• **Directions for this task**: Reproduce all of the data exactly.

• **Supplied material**:

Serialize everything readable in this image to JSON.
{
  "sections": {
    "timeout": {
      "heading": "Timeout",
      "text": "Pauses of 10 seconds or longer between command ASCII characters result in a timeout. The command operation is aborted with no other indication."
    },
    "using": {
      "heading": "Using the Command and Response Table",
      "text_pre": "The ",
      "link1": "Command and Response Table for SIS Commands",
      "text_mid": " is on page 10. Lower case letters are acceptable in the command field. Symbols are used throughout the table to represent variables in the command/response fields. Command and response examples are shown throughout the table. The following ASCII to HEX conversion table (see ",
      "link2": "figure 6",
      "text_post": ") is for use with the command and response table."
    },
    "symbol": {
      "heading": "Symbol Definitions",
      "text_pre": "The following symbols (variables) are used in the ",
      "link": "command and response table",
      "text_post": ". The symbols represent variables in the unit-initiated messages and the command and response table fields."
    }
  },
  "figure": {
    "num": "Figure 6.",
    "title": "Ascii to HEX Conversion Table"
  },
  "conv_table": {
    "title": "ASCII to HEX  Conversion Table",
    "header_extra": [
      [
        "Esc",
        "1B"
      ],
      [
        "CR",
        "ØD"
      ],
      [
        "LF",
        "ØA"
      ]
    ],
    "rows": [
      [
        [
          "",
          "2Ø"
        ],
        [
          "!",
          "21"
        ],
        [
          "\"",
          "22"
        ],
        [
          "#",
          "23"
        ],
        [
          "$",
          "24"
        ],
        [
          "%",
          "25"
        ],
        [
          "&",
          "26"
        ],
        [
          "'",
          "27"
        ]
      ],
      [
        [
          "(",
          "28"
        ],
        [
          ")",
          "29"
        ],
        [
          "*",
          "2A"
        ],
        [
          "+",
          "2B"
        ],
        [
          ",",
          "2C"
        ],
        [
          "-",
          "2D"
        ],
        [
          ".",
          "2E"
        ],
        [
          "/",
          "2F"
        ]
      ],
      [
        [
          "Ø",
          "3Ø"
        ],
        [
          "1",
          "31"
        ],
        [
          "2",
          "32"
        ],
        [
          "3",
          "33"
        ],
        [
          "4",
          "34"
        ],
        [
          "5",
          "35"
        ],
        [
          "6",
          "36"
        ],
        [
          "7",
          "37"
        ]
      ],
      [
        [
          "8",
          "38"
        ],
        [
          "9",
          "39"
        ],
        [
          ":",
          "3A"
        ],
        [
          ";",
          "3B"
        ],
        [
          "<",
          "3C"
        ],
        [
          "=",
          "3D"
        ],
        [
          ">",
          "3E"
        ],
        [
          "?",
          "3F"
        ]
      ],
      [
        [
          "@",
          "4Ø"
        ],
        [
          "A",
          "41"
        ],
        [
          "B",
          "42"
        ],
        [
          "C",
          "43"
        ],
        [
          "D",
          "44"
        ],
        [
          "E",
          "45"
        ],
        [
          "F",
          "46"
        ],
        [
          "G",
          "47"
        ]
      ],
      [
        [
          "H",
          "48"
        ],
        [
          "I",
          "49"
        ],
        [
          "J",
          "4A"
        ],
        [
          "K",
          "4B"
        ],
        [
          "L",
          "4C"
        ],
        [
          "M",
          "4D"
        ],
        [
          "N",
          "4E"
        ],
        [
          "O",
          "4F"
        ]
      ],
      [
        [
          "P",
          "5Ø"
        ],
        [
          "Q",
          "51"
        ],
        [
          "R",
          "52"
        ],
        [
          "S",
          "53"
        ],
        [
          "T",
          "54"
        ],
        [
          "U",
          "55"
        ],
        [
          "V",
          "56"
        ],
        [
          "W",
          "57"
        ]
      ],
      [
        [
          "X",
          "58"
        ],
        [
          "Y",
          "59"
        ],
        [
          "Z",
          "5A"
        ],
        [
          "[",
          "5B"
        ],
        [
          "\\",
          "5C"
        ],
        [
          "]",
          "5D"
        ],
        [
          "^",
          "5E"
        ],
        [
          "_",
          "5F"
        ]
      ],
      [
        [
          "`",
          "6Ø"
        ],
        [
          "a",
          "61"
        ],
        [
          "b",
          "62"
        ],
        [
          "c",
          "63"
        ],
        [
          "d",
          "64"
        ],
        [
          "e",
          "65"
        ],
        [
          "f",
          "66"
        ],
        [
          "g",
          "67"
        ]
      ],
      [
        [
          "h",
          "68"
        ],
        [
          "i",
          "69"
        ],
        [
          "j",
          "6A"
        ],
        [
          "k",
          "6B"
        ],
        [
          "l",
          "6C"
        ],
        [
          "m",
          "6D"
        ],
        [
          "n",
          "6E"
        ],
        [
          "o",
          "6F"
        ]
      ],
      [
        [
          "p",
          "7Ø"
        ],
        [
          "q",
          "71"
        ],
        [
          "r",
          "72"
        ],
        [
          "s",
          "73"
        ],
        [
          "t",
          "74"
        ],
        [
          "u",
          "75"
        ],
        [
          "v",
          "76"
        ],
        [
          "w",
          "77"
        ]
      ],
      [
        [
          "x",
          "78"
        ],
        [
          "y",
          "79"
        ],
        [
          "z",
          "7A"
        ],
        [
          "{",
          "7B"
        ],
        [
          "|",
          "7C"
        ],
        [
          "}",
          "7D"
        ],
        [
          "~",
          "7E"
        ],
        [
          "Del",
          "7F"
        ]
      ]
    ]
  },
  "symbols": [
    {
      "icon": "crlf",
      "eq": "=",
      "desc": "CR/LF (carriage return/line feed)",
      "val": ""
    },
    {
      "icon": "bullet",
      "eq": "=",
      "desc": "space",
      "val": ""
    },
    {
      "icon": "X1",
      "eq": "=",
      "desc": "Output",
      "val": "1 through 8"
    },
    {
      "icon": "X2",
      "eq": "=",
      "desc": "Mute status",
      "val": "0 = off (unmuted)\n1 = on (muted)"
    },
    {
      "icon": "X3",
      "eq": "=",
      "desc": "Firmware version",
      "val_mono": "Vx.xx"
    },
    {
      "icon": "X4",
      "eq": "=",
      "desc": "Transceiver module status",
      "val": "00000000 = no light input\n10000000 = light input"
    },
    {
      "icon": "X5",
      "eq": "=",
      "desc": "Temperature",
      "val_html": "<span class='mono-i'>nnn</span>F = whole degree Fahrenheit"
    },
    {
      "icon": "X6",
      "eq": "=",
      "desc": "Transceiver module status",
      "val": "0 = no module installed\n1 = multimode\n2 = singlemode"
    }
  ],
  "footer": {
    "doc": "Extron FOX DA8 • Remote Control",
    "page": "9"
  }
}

• **Solution**:
Serialize everything readable in this image to JSON.
{
  "sections": {
    "timeout": {
      "heading": "Timeout",
      "text": "Pauses of 10 seconds or longer between command ASCII characters result in a timeout. The command operation is aborted with no other indication."
    },
    "using": {
      "heading": "Using the Command and Response Table",
      "text_pre": "The ",
      "link1": "Command and Response Table for SIS Commands",
      "text_mid": " is on page 10. Lower case letters are acceptable in the command field. Symbols are used throughout the table to represent variables in the command/response fields. Command and response examples are shown throughout the table. The following ASCII to HEX conversion table (see ",
      "link2": "figure 6",
      "text_post": ") is for use with the command and response table."
    },
    "symbol": {
      "heading": "Symbol Definitions",
      "text_pre": "The following symbols (variables) are used in the ",
      "link": "command and response table",
      "text_post": ". The symbols represent variables in the unit-initiated messages and the command and response table fields."
    }
  },
  "figure": {
    "num": "Figure 6.",
    "title": "Ascii to HEX Conversion Table"
  },
  "conv_table": {
    "title": "ASCII to HEX  Conversion Table",
    "header_extra": [
      [
        "Esc",
        "1B"
      ],
      [
        "CR",
        "ØD"
      ],
      [
        "LF",
        "ØA"
      ]
    ],
    "rows": [
      [
        [
          "",
          "2Ø"
        ],
        [
          "!",
          "21"
        ],
        [
          "\"",
          "22"
        ],
        [
          "#",
          "23"
        ],
        [
          "$",
          "24"
        ],
        [
          "%",
          "25"
        ],
        [
          "&",
          "26"
        ],
        [
          "'",
          "27"
        ]
      ],
      [
        [
          "(",
          "28"
        ],
        [
          ")",
          "29"
        ],
        [
          "*",
          "2A"
        ],
        [
          "+",
          "2B"
        ],
        [
          ",",
          "2C"
        ],
        [
          "-",
          "2D"
        ],
        [
          ".",
          "2E"
        ],
        [
          "/",
          "2F"
        ]
      ],
      [
        [
          "Ø",
          "3Ø"
        ],
        [
          "1",
          "31"
        ],
        [
          "2",
          "32"
        ],
        [
          "3",
          "33"
        ],
        [
          "4",
          "34"
        ],
        [
          "5",
          "35"
        ],
        [
          "6",
          "36"
        ],
        [
          "7",
          "37"
        ]
      ],
      [
        [
          "8",
          "38"
        ],
        [
          "9",
          "39"
        ],
        [
          ":",
          "3A"
        ],
        [
          ";",
          "3B"
        ],
        [
          "<",
          "3C"
        ],
        [
          "=",
          "3D"
        ],
        [
          ">",
          "3E"
        ],
        [
          "?",
          "3F"
        ]
      ],
      [
        [
          "@",
          "4Ø"
        ],
        [
          "A",
          "41"
        ],
        [
          "B",
          "42"
        ],
        [
          "C",
          "43"
        ],
        [
          "D",
          "44"
        ],
        [
          "E",
          "45"
        ],
        [
          "F",
          "46"
        ],
        [
          "G",
          "47"
        ]
      ],
      [
        [
          "H",
          "48"
        ],
        [
          "I",
          "49"
        ],
        [
          "J",
          "4A"
        ],
        [
          "K",
          "4B"
        ],
        [
          "L",
          "4C"
        ],
        [
          "M",
          "4D"
        ],
        [
          "N",
          "4E"
        ],
        [
          "O",
          "4F"
        ]
      ],
      [
        [
          "P",
          "5Ø"
        ],
        [
          "Q",
          "51"
        ],
        [
          "R",
          "52"
        ],
        [
          "S",
          "53"
        ],
        [
          "T",
          "54"
        ],
        [
          "U",
          "55"
        ],
        [
          "V",
          "56"
        ],
        [
          "W",
          "57"
        ]
      ],
      [
        [
          "X",
          "58"
        ],
        [
          "Y",
          "59"
        ],
        [
          "Z",
          "5A"
        ],
        [
          "[",
          "5B"
        ],
        [
          "\\",
          "5C"
        ],
        [
          "]",
          "5D"
        ],
        [
          "^",
          "5E"
        ],
        [
          "_",
          "5F"
        ]
      ],
      [
        [
          "`",
          "6Ø"
        ],
        [
          "a",
          "61"
        ],
        [
          "b",
          "62"
        ],
        [
          "c",
          "63"
        ],
        [
          "d",
          "64"
        ],
        [
          "e",
          "65"
        ],
        [
          "f",
          "66"
        ],
        [
          "g",
          "67"
        ]
      ],
      [
        [
          "h",
          "68"
        ],
        [
          "i",
          "69"
        ],
        [
          "j",
          "6A"
        ],
        [
          "k",
          "6B"
        ],
        [
          "l",
          "6C"
        ],
        [
          "m",
          "6D"
        ],
        [
          "n",
          "6E"
        ],
        [
          "o",
          "6F"
        ]
      ],
      [
        [
          "p",
          "7Ø"
        ],
        [
          "q",
          "71"
        ],
        [
          "r",
          "72"
        ],
        [
          "s",
          "73"
        ],
        [
          "t",
          "74"
        ],
        [
          "u",
          "75"
        ],
        [
          "v",
          "76"
        ],
        [
          "w",
          "77"
        ]
      ],
      [
        [
          "x",
          "78"
        ],
        [
          "y",
          "79"
        ],
        [
          "z",
          "7A"
        ],
        [
          "{",
          "7B"
        ],
        [
          "|",
          "7C"
        ],
        [
          "}",
          "7D"
        ],
        [
          "~",
          "7E"
        ],
        [
          "Del",
          "7F"
        ]
      ]
    ]
  },
  "symbols": [
    {
      "icon": "crlf",
      "eq": "=",
      "desc": "CR/LF (carriage return/line feed)",
      "val": ""
    },
    {
      "icon": "bullet",
      "eq": "=",
      "desc": "space",
      "val": ""
    },
    {
      "icon": "X1",
      "eq": "=",
      "desc": "Output",
      "val": "1 through 8"
    },
    {
      "icon": "X2",
      "eq": "=",
      "desc": "Mute status",
      "val": "0 = off (unmuted)\n1 = on (muted)"
    },
    {
      "icon": "X3",
      "eq": "=",
      "desc": "Firmware version",
      "val_mono": "Vx.xx"
    },
    {
      "icon": "X4",
      "eq": "=",
      "desc": "Transceiver module status",
      "val": "00000000 = no light input\n10000000 = light input"
    },
    {
      "icon": "X5",
      "eq": "=",
      "desc": "Temperature",
      "val_html": "<span class='mono-i'>nnn</span>F = whole degree Fahrenheit"
    },
    {
      "icon": "X6",
      "eq": "=",
      "desc": "Transceiver module status",
      "val": "0 = no module installed\n1 = multimode\n2 = singlemode"
    }
  ],
  "footer": {
    "doc": "Extron FOX DA8 • Remote Control",
    "page": "9"
  }
}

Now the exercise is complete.